Work instruction:
Please restate the entire listing verbatim.

Material provided START

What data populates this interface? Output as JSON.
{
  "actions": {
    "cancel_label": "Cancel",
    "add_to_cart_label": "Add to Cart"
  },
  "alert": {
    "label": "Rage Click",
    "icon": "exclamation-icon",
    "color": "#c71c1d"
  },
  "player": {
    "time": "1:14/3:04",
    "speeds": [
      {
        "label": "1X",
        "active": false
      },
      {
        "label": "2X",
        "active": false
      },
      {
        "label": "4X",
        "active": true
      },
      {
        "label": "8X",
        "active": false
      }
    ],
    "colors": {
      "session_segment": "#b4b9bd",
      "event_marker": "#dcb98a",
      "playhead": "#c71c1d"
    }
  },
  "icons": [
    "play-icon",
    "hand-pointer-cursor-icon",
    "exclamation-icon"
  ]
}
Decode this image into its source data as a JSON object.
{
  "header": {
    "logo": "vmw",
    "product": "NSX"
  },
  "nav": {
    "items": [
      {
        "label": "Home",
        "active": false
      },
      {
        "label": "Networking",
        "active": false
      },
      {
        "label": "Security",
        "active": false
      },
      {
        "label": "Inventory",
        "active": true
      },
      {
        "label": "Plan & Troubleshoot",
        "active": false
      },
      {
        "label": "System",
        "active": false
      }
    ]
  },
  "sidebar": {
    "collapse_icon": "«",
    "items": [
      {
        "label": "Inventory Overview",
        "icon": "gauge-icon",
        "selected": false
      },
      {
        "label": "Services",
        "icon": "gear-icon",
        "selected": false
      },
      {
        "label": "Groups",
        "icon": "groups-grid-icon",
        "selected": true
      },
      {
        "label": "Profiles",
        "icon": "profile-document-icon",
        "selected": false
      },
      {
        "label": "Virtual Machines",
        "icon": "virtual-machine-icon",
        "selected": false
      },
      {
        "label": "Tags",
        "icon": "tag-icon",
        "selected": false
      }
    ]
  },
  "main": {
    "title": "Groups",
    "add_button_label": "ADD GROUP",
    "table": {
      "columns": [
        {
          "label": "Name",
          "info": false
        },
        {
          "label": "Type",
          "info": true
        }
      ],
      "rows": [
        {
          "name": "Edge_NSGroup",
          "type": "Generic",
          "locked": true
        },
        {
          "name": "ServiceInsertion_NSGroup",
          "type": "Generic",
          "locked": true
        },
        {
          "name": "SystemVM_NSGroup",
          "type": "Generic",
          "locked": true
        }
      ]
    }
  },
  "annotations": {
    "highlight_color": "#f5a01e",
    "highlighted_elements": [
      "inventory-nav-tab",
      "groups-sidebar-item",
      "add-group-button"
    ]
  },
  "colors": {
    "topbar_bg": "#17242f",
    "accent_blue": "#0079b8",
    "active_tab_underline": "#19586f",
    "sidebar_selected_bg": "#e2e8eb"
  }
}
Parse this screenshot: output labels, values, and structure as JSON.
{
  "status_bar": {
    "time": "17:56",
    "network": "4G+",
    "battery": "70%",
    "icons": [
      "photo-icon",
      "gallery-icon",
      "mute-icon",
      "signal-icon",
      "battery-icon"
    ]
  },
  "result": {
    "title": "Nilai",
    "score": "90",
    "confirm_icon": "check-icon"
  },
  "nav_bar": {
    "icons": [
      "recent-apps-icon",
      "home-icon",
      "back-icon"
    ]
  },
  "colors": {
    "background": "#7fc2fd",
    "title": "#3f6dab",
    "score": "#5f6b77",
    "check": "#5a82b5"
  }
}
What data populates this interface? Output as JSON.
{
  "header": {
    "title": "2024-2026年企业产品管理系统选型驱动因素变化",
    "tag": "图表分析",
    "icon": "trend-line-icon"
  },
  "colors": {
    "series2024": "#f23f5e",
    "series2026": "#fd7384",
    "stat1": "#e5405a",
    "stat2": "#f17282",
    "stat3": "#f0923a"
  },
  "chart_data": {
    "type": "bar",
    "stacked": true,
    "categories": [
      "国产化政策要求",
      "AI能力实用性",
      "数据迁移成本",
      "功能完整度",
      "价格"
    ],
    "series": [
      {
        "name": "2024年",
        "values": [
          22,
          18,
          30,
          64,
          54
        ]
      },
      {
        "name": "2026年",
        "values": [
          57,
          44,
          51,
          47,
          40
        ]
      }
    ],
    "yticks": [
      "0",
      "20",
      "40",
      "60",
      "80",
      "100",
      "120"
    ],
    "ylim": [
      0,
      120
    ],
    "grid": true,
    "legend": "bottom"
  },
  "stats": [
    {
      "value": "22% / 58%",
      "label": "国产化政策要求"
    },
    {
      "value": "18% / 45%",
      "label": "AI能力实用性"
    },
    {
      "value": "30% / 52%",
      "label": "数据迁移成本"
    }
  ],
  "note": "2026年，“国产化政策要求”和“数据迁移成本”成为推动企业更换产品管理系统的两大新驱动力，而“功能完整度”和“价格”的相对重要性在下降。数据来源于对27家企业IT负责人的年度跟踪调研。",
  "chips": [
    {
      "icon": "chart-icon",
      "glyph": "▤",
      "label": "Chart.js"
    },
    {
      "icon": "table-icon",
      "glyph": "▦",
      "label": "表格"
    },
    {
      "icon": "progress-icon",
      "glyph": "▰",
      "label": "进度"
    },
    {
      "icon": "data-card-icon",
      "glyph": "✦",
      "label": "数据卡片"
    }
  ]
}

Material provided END

Output of the task:
What data populates this interface? Output as JSON.
{
  "actions": {
    "cancel_label": "Cancel",
    "add_to_cart_label": "Add to Cart"
  },
  "alert": {
    "label": "Rage Click",
    "icon": "exclamation-icon",
    "color": "#c71c1d"
  },
  "player": {
    "time": "1:14/3:04",
    "speeds": [
      {
        "label": "1X",
        "active": false
      },
      {
        "label": "2X",
        "active": false
      },
      {
        "label": "4X",
        "active": true
      },
      {
        "label": "8X",
        "active": false
      }
    ],
    "colors": {
      "session_segment": "#b4b9bd",
      "event_marker": "#dcb98a",
      "playhead": "#c71c1d"
    }
  },
  "icons": [
    "play-icon",
    "hand-pointer-cursor-icon",
    "exclamation-icon"
  ]
}
Decode this image into its source data as a JSON object.
{
  "header": {
    "logo": "vmw",
    "product": "NSX"
  },
  "nav": {
    "items": [
      {
        "label": "Home",
        "active": false
      },
      {
        "label": "Networking",
        "active": false
      },
      {
        "label": "Security",
        "active": false
      },
      {
        "label": "Inventory",
        "active": true
      },
      {
        "label": "Plan & Troubleshoot",
        "active": false
      },
      {
        "label": "System",
        "active": false
      }
    ]
  },
  "sidebar": {
    "collapse_icon": "«",
    "items": [
      {
        "label": "Inventory Overview",
        "icon": "gauge-icon",
        "selected": false
      },
      {
        "label": "Services",
        "icon": "gear-icon",
        "selected": false
      },
      {
        "label": "Groups",
        "icon": "groups-grid-icon",
        "selected": true
      },
      {
        "label": "Profiles",
        "icon": "profile-document-icon",
        "selected": false
      },
      {
        "label": "Virtual Machines",
        "icon": "virtual-machine-icon",
        "selected": false
      },
      {
        "label": "Tags",
        "icon": "tag-icon",
        "selected": false
      }
    ]
  },
  "main": {
    "title": "Groups",
    "add_button_label": "ADD GROUP",
    "table": {
      "columns": [
        {
          "label": "Name",
          "info": false
        },
        {
          "label": "Type",
          "info": true
        }
      ],
      "rows": [
        {
          "name": "Edge_NSGroup",
          "type": "Generic",
          "locked": true
        },
        {
          "name": "ServiceInsertion_NSGroup",
          "type": "Generic",
          "locked": true
        },
        {
          "name": "SystemVM_NSGroup",
          "type": "Generic",
          "locked": true
        }
      ]
    }
  },
  "annotations": {
    "highlight_color": "#f5a01e",
    "highlighted_elements": [
      "inventory-nav-tab",
      "groups-sidebar-item",
      "add-group-button"
    ]
  },
  "colors": {
    "topbar_bg": "#17242f",
    "accent_blue": "#0079b8",
    "active_tab_underline": "#19586f",
    "sidebar_selected_bg": "#e2e8eb"
  }
}
Parse this screenshot: output labels, values, and structure as JSON.
{
  "status_bar": {
    "time": "17:56",
    "network": "4G+",
    "battery": "70%",
    "icons": [
      "photo-icon",
      "gallery-icon",
      "mute-icon",
      "signal-icon",
      "battery-icon"
    ]
  },
  "result": {
    "title": "Nilai",
    "score": "90",
    "confirm_icon": "check-icon"
  },
  "nav_bar": {
    "icons": [
      "recent-apps-icon",
      "home-icon",
      "back-icon"
    ]
  },
  "colors": {
    "background": "#7fc2fd",
    "title": "#3f6dab",
    "score": "#5f6b77",
    "check": "#5a82b5"
  }
}
What data populates this interface? Output as JSON.
{
  "header": {
    "title": "2024-2026年企业产品管理系统选型驱动因素变化",
    "tag": "图表分析",
    "icon": "trend-line-icon"
  },
  "colors": {
    "series2024": "#f23f5e",
    "series2026": "#fd7384",
    "stat1": "#e5405a",
    "stat2": "#f17282",
    "stat3": "#f0923a"
  },
  "chart_data": {
    "type": "bar",
    "stacked": true,
    "categories": [
      "国产化政策要求",
      "AI能力实用性",
      "数据迁移成本",
      "功能完整度",
      "价格"
    ],
    "series": [
      {
        "name": "2024年",
        "values": [
          22,
          18,
          30,
          64,
          54
        ]
      },
      {
        "name": "2026年",
        "values": [
          57,
          44,
          51,
          47,
          40
        ]
      }
    ],
    "yticks": [
      "0",
      "20",
      "40",
      "60",
      "80",
      "100",
      "120"
    ],
    "ylim": [
      0,
      120
    ],
    "grid": true,
    "legend": "bottom"
  },
  "stats": [
    {
      "value": "22% / 58%",
      "label": "国产化政策要求"
    },
    {
      "value": "18% / 45%",
      "label": "AI能力实用性"
    },
    {
      "value": "30% / 52%",
      "label": "数据迁移成本"
    }
  ],
  "note": "2026年，“国产化政策要求”和“数据迁移成本”成为推动企业更换产品管理系统的两大新驱动力，而“功能完整度”和“价格”的相对重要性在下降。数据来源于对27家企业IT负责人的年度跟踪调研。",
  "chips": [
    {
      "icon": "chart-icon",
      "glyph": "▤",
      "label": "Chart.js"
    },
    {
      "icon": "table-icon",
      "glyph": "▦",
      "label": "表格"
    },
    {
      "icon": "progress-icon",
      "glyph": "▰",
      "label": "进度"
    },
    {
      "icon": "data-card-icon",
      "glyph": "✦",
      "label": "数据卡片"
    }
  ]
}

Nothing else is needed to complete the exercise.